**EXERCISE DESCRIPTION**. Exactly the lines from the one with "Read all visible content and emit it as JSON." through the end of the data below must be set down, and no pictures with them.

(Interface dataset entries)

::::

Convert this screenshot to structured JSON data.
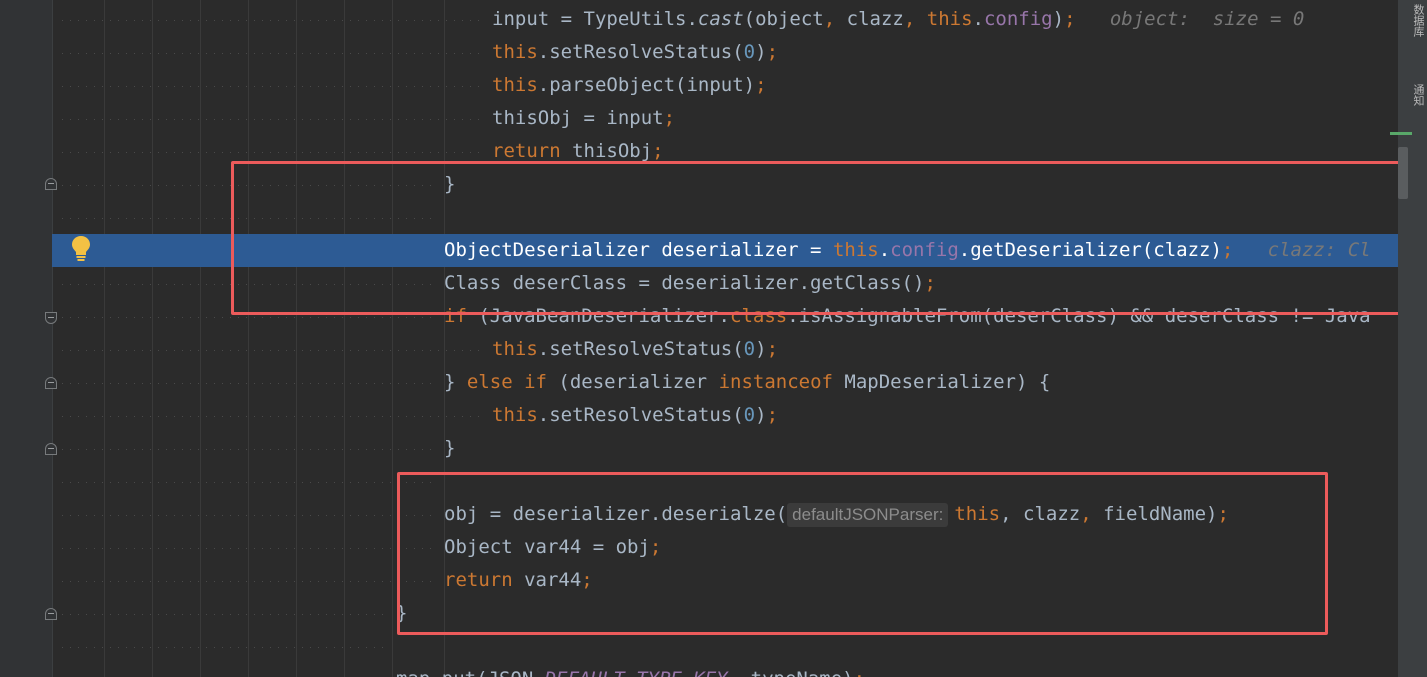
{
  "editor": {
    "lines": [
      {
        "id": "l1",
        "segments": [
          {
            "t": "input = TypeUtils."
          },
          {
            "t": "cast",
            "c": "it"
          },
          {
            "t": "(object"
          },
          {
            "t": ",",
            "c": "kw"
          },
          {
            "t": " clazz"
          },
          {
            "t": ",",
            "c": "kw"
          },
          {
            "t": " "
          },
          {
            "t": "this",
            "c": "kw"
          },
          {
            "t": "."
          },
          {
            "t": "config",
            "c": "fld"
          },
          {
            "t": ")"
          },
          {
            "t": ";",
            "c": "kw"
          },
          {
            "t": "   object:  size = 0",
            "c": "hint"
          }
        ]
      },
      {
        "id": "l2",
        "segments": [
          {
            "t": "this",
            "c": "kw"
          },
          {
            "t": ".setResolveStatus("
          },
          {
            "t": "0",
            "c": "num"
          },
          {
            "t": ")"
          },
          {
            "t": ";",
            "c": "kw"
          }
        ]
      },
      {
        "id": "l3",
        "segments": [
          {
            "t": "this",
            "c": "kw"
          },
          {
            "t": ".parseObject(input)"
          },
          {
            "t": ";",
            "c": "kw"
          }
        ]
      },
      {
        "id": "l4",
        "segments": [
          {
            "t": "thisObj = input"
          },
          {
            "t": ";",
            "c": "kw"
          }
        ]
      },
      {
        "id": "l5",
        "segments": [
          {
            "t": "return",
            "c": "kw"
          },
          {
            "t": " thisObj"
          },
          {
            "t": ";",
            "c": "kw"
          }
        ]
      },
      {
        "id": "l6",
        "segments": [
          {
            "t": "}"
          }
        ]
      },
      {
        "id": "l7",
        "segments": []
      },
      {
        "id": "l8",
        "segments": [
          {
            "t": "ObjectDeserializer deserializer = "
          },
          {
            "t": "this",
            "c": "kw"
          },
          {
            "t": "."
          },
          {
            "t": "config",
            "c": "fld"
          },
          {
            "t": ".getDeserializer(clazz)"
          },
          {
            "t": ";",
            "c": "kw"
          },
          {
            "t": "   clazz: Cl",
            "c": "hint"
          }
        ]
      },
      {
        "id": "l9",
        "segments": [
          {
            "t": "Class deserClass = deserializer.getClass()"
          },
          {
            "t": ";",
            "c": "kw"
          }
        ]
      },
      {
        "id": "l10",
        "segments": [
          {
            "t": "if",
            "c": "kw"
          },
          {
            "t": " (JavaBeanDeserializer."
          },
          {
            "t": "class",
            "c": "kw"
          },
          {
            "t": ".isAssignableFrom(deserClass) && deserClass != Java"
          }
        ]
      },
      {
        "id": "l11",
        "segments": [
          {
            "t": "this",
            "c": "kw"
          },
          {
            "t": ".setResolveStatus("
          },
          {
            "t": "0",
            "c": "num"
          },
          {
            "t": ")"
          },
          {
            "t": ";",
            "c": "kw"
          }
        ]
      },
      {
        "id": "l12",
        "segments": [
          {
            "t": "} "
          },
          {
            "t": "else if",
            "c": "kw"
          },
          {
            "t": " (deserializer "
          },
          {
            "t": "instanceof",
            "c": "kw"
          },
          {
            "t": " MapDeserializer) {"
          }
        ]
      },
      {
        "id": "l13",
        "segments": [
          {
            "t": "this",
            "c": "kw"
          },
          {
            "t": ".setResolveStatus("
          },
          {
            "t": "0",
            "c": "num"
          },
          {
            "t": ")"
          },
          {
            "t": ";",
            "c": "kw"
          }
        ]
      },
      {
        "id": "l14",
        "segments": [
          {
            "t": "}"
          }
        ]
      },
      {
        "id": "l15",
        "segments": []
      },
      {
        "id": "l16",
        "segments": [
          {
            "t": "obj = deserializer.deserialze("
          },
          {
            "t": "defaultJSONParser:",
            "c": "param"
          },
          {
            "t": "this",
            "c": "kw"
          },
          {
            "t": ","
          },
          {
            "t": " clazz"
          },
          {
            "t": ",",
            "c": "kw"
          },
          {
            "t": " fieldName)"
          },
          {
            "t": ";",
            "c": "kw"
          }
        ]
      },
      {
        "id": "l17",
        "segments": [
          {
            "t": "Object var44 = obj"
          },
          {
            "t": ";",
            "c": "kw"
          }
        ]
      },
      {
        "id": "l18",
        "segments": [
          {
            "t": "return",
            "c": "kw"
          },
          {
            "t": " var44"
          },
          {
            "t": ";",
            "c": "kw"
          }
        ]
      },
      {
        "id": "l19",
        "segments": [
          {
            "t": "}"
          }
        ]
      },
      {
        "id": "l20",
        "segments": []
      },
      {
        "id": "l21",
        "segments": [
          {
            "t": "map.put(JSON."
          },
          {
            "t": "DEFAULT_TYPE_KEY",
            "c": "fld it"
          },
          {
            "t": ", typeName)"
          },
          {
            "t": ";",
            "c": "kw"
          }
        ]
      }
    ]
  },
  "sidebar_right": {
    "label_top": "数据库",
    "label_mid": "通知"
  },
  "colors": {
    "exec_line": "#2d5b94",
    "highlight_box": "#ec5b5b",
    "background": "#2b2b2b"
  }
}
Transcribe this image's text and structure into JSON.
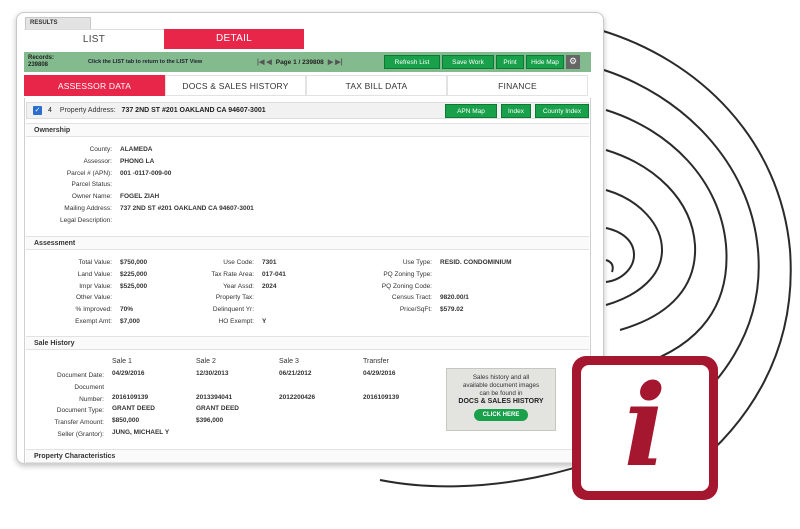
{
  "results_tab": "RESULTS",
  "top_tabs": {
    "list": "LIST",
    "detail": "DETAIL"
  },
  "toolbar": {
    "records_label": "Records:",
    "records_count": "239808",
    "hint": "Click the LIST tab to return to the LIST View",
    "page_text": "Page 1 / 239808",
    "refresh_list": "Refresh List",
    "save_work": "Save Work",
    "print": "Print",
    "hide_map": "Hide Map"
  },
  "section_tabs": [
    "ASSESSOR DATA",
    "DOCS & SALES HISTORY",
    "TAX BILL DATA",
    "FINANCE"
  ],
  "property_bar": {
    "number": "4",
    "label": "Property Address:",
    "address": "737 2ND ST #201 OAKLAND CA 94607-3001",
    "apn_map": "APN Map",
    "index": "Index",
    "county_index": "County Index"
  },
  "ownership": {
    "title": "Ownership",
    "rows": [
      {
        "label": "County:",
        "value": "ALAMEDA"
      },
      {
        "label": "Assessor:",
        "value": "PHONG LA"
      },
      {
        "label": "Parcel # (APN):",
        "value": "001 -0117-009-00"
      },
      {
        "label": "Parcel Status:",
        "value": ""
      },
      {
        "label": "Owner Name:",
        "value": "FOGEL ZIAH"
      },
      {
        "label": "Mailing Address:",
        "value": "737 2ND ST #201 OAKLAND CA 94607-3001"
      },
      {
        "label": "Legal Description:",
        "value": ""
      }
    ]
  },
  "assessment": {
    "title": "Assessment",
    "col1": [
      {
        "label": "Total Value:",
        "value": "$750,000"
      },
      {
        "label": "Land Value:",
        "value": "$225,000"
      },
      {
        "label": "Impr Value:",
        "value": "$525,000"
      },
      {
        "label": "Other Value:",
        "value": ""
      },
      {
        "label": "% Improved:",
        "value": "70%"
      },
      {
        "label": "Exempt Amt:",
        "value": "$7,000"
      }
    ],
    "col2": [
      {
        "label": "Use Code:",
        "value": "7301"
      },
      {
        "label": "Tax Rate Area:",
        "value": "017-041"
      },
      {
        "label": "Year Assd:",
        "value": "2024"
      },
      {
        "label": "Property Tax:",
        "value": ""
      },
      {
        "label": "Delinquent Yr:",
        "value": ""
      },
      {
        "label": "HO Exempt:",
        "value": "Y"
      }
    ],
    "col3": [
      {
        "label": "Use Type:",
        "value": "RESID. CONDOMINIUM"
      },
      {
        "label": "PQ Zoning Type:",
        "value": ""
      },
      {
        "label": "PQ Zoning Code:",
        "value": ""
      },
      {
        "label": "Census Tract:",
        "value": "9820.00/1"
      },
      {
        "label": "Price/SqFt:",
        "value": "$579.02"
      }
    ]
  },
  "sale_history": {
    "title": "Sale History",
    "labels": [
      "Document Date:",
      "Document",
      "Number:",
      "Document Type:",
      "Transfer Amount:",
      "Seller (Grantor):"
    ],
    "columns": [
      {
        "header": "Sale 1",
        "date": "04/29/2016",
        "number": "2016109139",
        "type": "GRANT DEED",
        "amount": "$850,000",
        "seller": "JUNG, MICHAEL Y"
      },
      {
        "header": "Sale 2",
        "date": "12/30/2013",
        "number": "2013394041",
        "type": "GRANT DEED",
        "amount": "$396,000",
        "seller": ""
      },
      {
        "header": "Sale 3",
        "date": "06/21/2012",
        "number": "2012200426",
        "type": "",
        "amount": "",
        "seller": ""
      },
      {
        "header": "Transfer",
        "date": "04/29/2016",
        "number": "2016109139",
        "type": "",
        "amount": "",
        "seller": ""
      }
    ],
    "note_line1": "Sales history and all",
    "note_line2": "available document images",
    "note_line3": "can be found in",
    "note_strong": "DOCS & SALES HISTORY",
    "click_here": "CLICK HERE"
  },
  "property_characteristics": {
    "title": "Property Characteristics"
  },
  "info_badge": {
    "glyph": "i",
    "icon": "info-icon",
    "color": "#a5162f"
  },
  "colors": {
    "accent_red": "#e8264a",
    "button_green": "#18a04a",
    "toolbar_green": "#84bb8e"
  }
}
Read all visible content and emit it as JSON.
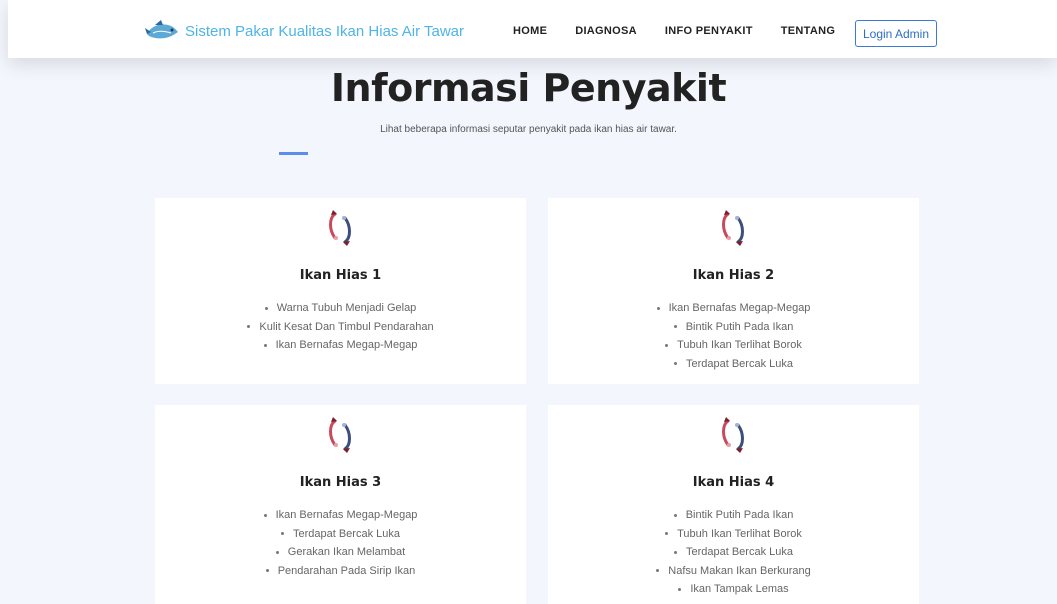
{
  "navbar": {
    "brand": "Sistem Pakar Kualitas Ikan Hias Air Tawar",
    "links": [
      "HOME",
      "DIAGNOSA",
      "INFO PENYAKIT",
      "TENTANG"
    ],
    "login_label": "Login Admin"
  },
  "header": {
    "title": "Informasi Penyakit",
    "subtitle": "Lihat beberapa informasi seputar penyakit pada ikan hias air tawar."
  },
  "cards": [
    {
      "title": "Ikan Hias 1",
      "symptoms": [
        "Warna Tubuh Menjadi Gelap",
        "Kulit Kesat Dan Timbul Pendarahan",
        "Ikan Bernafas Megap-Megap"
      ]
    },
    {
      "title": "Ikan Hias 2",
      "symptoms": [
        "Ikan Bernafas Megap-Megap",
        "Bintik Putih Pada Ikan",
        "Tubuh Ikan Terlihat Borok",
        "Terdapat Bercak Luka"
      ]
    },
    {
      "title": "Ikan Hias 3",
      "symptoms": [
        "Ikan Bernafas Megap-Megap",
        "Terdapat Bercak Luka",
        "Gerakan Ikan Melambat",
        "Pendarahan Pada Sirip Ikan"
      ]
    },
    {
      "title": "Ikan Hias 4",
      "symptoms": [
        "Bintik Putih Pada Ikan",
        "Tubuh Ikan Terlihat Borok",
        "Terdapat Bercak Luka",
        "Nafsu Makan Ikan Berkurang",
        "Ikan Tampak Lemas"
      ]
    }
  ],
  "colors": {
    "brand": "#4fb4e6",
    "accent": "#5b8def",
    "login_border": "#3a7bd5",
    "background": "#f4f6fe"
  },
  "icons": {
    "brand": "fish-logo-icon",
    "card": "koi-fish-icon"
  }
}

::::

**WRITTEN RESPONSE**.
Read all visible content and emit it as JSON.
{
  "navbar": {
    "brand": "Sistem Pakar Kualitas Ikan Hias Air Tawar",
    "links": [
      "HOME",
      "DIAGNOSA",
      "INFO PENYAKIT",
      "TENTANG"
    ],
    "login_label": "Login Admin"
  },
  "header": {
    "title": "Informasi Penyakit",
    "subtitle": "Lihat beberapa informasi seputar penyakit pada ikan hias air tawar."
  },
  "cards": [
    {
      "title": "Ikan Hias 1",
      "symptoms": [
        "Warna Tubuh Menjadi Gelap",
        "Kulit Kesat Dan Timbul Pendarahan",
        "Ikan Bernafas Megap-Megap"
      ]
    },
    {
      "title": "Ikan Hias 2",
      "symptoms": [
        "Ikan Bernafas Megap-Megap",
        "Bintik Putih Pada Ikan",
        "Tubuh Ikan Terlihat Borok",
        "Terdapat Bercak Luka"
      ]
    },
    {
      "title": "Ikan Hias 3",
      "symptoms": [
        "Ikan Bernafas Megap-Megap",
        "Terdapat Bercak Luka",
        "Gerakan Ikan Melambat",
        "Pendarahan Pada Sirip Ikan"
      ]
    },
    {
      "title": "Ikan Hias 4",
      "symptoms": [
        "Bintik Putih Pada Ikan",
        "Tubuh Ikan Terlihat Borok",
        "Terdapat Bercak Luka",
        "Nafsu Makan Ikan Berkurang",
        "Ikan Tampak Lemas"
      ]
    }
  ],
  "colors": {
    "brand": "#4fb4e6",
    "accent": "#5b8def",
    "login_border": "#3a7bd5",
    "background": "#f4f6fe"
  },
  "icons": {
    "brand": "fish-logo-icon",
    "card": "koi-fish-icon"
  }
}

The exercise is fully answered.